For many in Gelephu it’s time to say a quick goodbye. More often than not, you’ll catch passers by with a perplexed look while also stealing a last glimpse.
The sight is that of the grand old Losal Cinema Hall being ripped and shred apart by an efficient group of our very own local laborers under contract – an efficiency not usually a characteristic associated with us. While the majority would shy away from physical labour, this group of men work like a team of heartless mercenaries, eerily exemplary.
The cinema hall was built in 1971 by the Trust of the 16th Gyalwa Karmapa, Ranjung Rigpe Dorji. The architect-engineer a man from Mumbai, then Bombay.
Ironically, it was quite a pleasant surprise as the roof of the cinema, when taken down, revealed a beautiful solid truss work of metal, not known to Bhutan of that era.
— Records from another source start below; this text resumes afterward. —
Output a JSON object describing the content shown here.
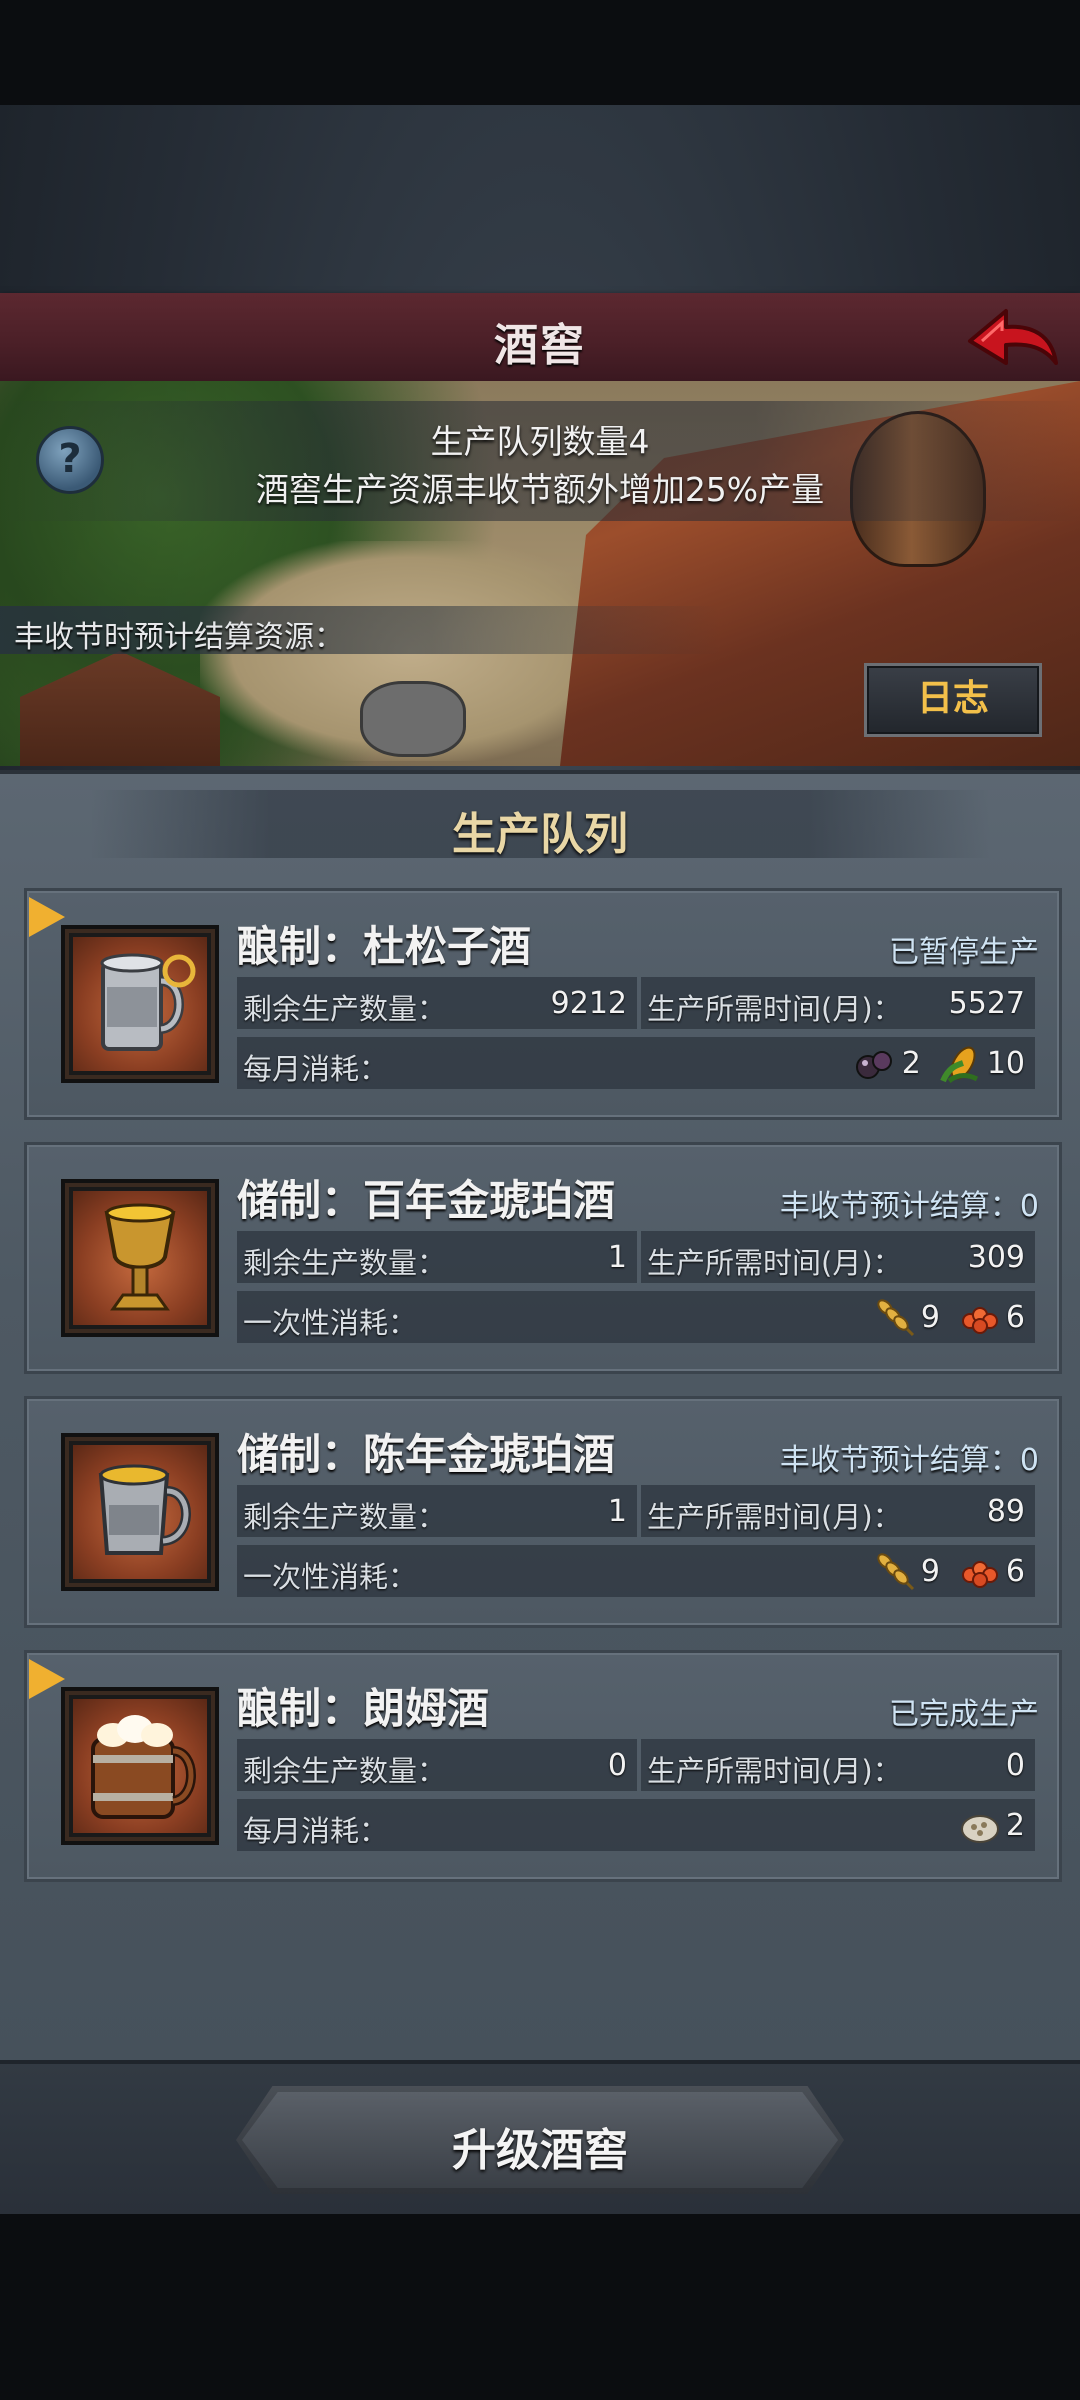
{
  "header": {
    "title": "酒窖"
  },
  "banner": {
    "queue_count": "生产队列数量4",
    "harvest_bonus": "酒窖生产资源丰收节额外增加25%产量",
    "harvest_settle_label": "丰收节时预计结算资源：",
    "log_button": "日志"
  },
  "queue": {
    "title": "生产队列",
    "items": [
      {
        "name": "酿制：杜松子酒",
        "status": "已暂停生产",
        "remaining_label": "剩余生产数量：",
        "remaining": "9212",
        "time_label": "生产所需时间(月)：",
        "time": "5527",
        "consume_label": "每月消耗：",
        "resources": [
          {
            "icon": "berries-icon",
            "amount": "2"
          },
          {
            "icon": "corn-icon",
            "amount": "10"
          }
        ]
      },
      {
        "name": "储制：百年金琥珀酒",
        "status": "丰收节预计结算：0",
        "remaining_label": "剩余生产数量：",
        "remaining": "1",
        "time_label": "生产所需时间(月)：",
        "time": "309",
        "consume_label": "一次性消耗：",
        "resources": [
          {
            "icon": "wheat-icon",
            "amount": "9"
          },
          {
            "icon": "roe-icon",
            "amount": "6"
          }
        ]
      },
      {
        "name": "储制：陈年金琥珀酒",
        "status": "丰收节预计结算：0",
        "remaining_label": "剩余生产数量：",
        "remaining": "1",
        "time_label": "生产所需时间(月)：",
        "time": "89",
        "consume_label": "一次性消耗：",
        "resources": [
          {
            "icon": "wheat-icon",
            "amount": "9"
          },
          {
            "icon": "roe-icon",
            "amount": "6"
          }
        ]
      },
      {
        "name": "酿制：朗姆酒",
        "status": "已完成生产",
        "remaining_label": "剩余生产数量：",
        "remaining": "0",
        "time_label": "生产所需时间(月)：",
        "time": "0",
        "consume_label": "每月消耗：",
        "resources": [
          {
            "icon": "grain-sack-icon",
            "amount": "2"
          }
        ]
      }
    ]
  },
  "footer": {
    "upgrade_button": "升级酒窖"
  }
}
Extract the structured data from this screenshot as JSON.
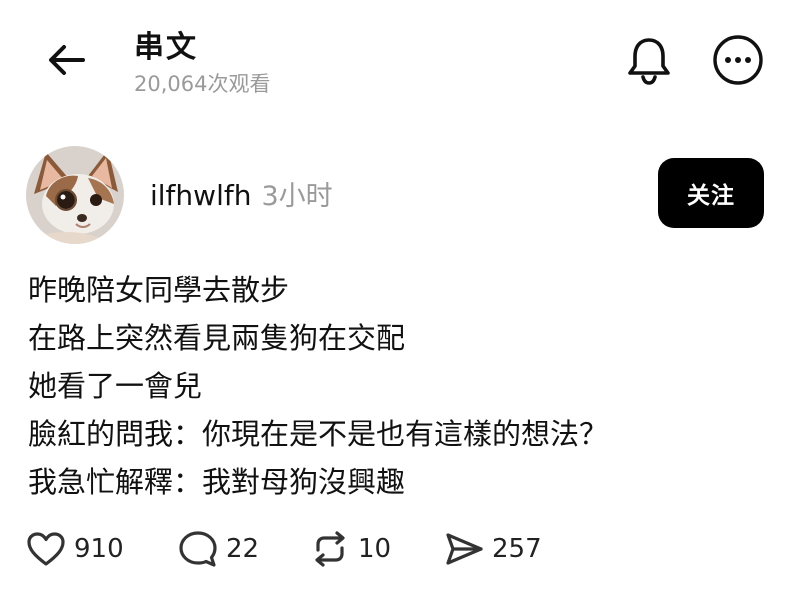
{
  "header": {
    "back_icon": "arrow-left-icon",
    "title": "串文",
    "views": "20,064次观看",
    "notify_icon": "bell-icon",
    "more_icon": "more-horizontal-icon"
  },
  "post": {
    "author": {
      "avatar": "chihuahua-dog-avatar",
      "username": "ilfhwlfh",
      "time": "3小时"
    },
    "follow_label": "关注",
    "lines": [
      "昨晚陪女同學去散步",
      "在路上突然看見兩隻狗在交配",
      "她看了一會兒",
      "臉紅的問我：你現在是不是也有這樣的想法？",
      "我急忙解釋：我對母狗沒興趣"
    ],
    "actions": {
      "likes": "910",
      "comments": "22",
      "reposts": "10",
      "shares": "257"
    }
  },
  "colors": {
    "text": "#111111",
    "muted": "#9a9a9a",
    "follow_bg": "#000000",
    "follow_text": "#ffffff"
  }
}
The 48 year old leaky roof gave the skin of the structure an age deceptively beyond its own, for the concrete walls and pillars look unbelievably tough and sturdy. I’m at a loss to understand the demolition.
Of late it is once again the talk of the town, just the way it was a few decades ago. Conversations begin with the reminiscing of their first experience of real cinema on celluloid. The hits from the 70s and 80s of Bollywood, and of James Bond flicks. But inevitably, people in the nearby tea stalls speculate under their breath as they sip their piping hot and dark Assamese tea. There are rumors of a shopping mall rising up in place of the old hall of fantasy. Some talk about a green open park akin to an oasis for the long hot summer. Another brooding opinion is actually a wish to see a clean green indigenous market to support local farmers, craftsmen and artisans. But it’s hard to guess, especially at a time when trigger happy builders and planners seem to conspire with an obsession to concrete and marble every open green square foot that they lay their eyes on. An ugly footprint you wouldn’t want to look at.
To concur with the sentiment and desire of many here, Gelephu could very well do without a ‘Concrete Godzilla’ of a shopping mall of the likes of those conspicuous gaping sores of its southern kin, Phuentsholing. The sweltering summer of the south drag for an eternity. Businesses hit low and hard. The town becomes quiet, and shopkeepers tastefully indulge in a seasonal siesta.
An open recreational facility for the youth or the elderly would be embraced. An indigenous market to keep people creatively challenged during times when there is an abundance of time only might also be welcome. These questions loom heavy over for the folks here as they for one last time bid adieu to that place that gave memories and fantasies for the good part of almost 50 years.
As for me I will now have an unfulfilled dream, forever. Growing up as a kid here and experiencing the magic of real cinema in this very hall, it was my desire to one day screen my first feature film to friends here in the community.
Karma Wangchuk Sonam
Artist/ Filmmaker/ VAST Volunteer.
Resident of Gelephu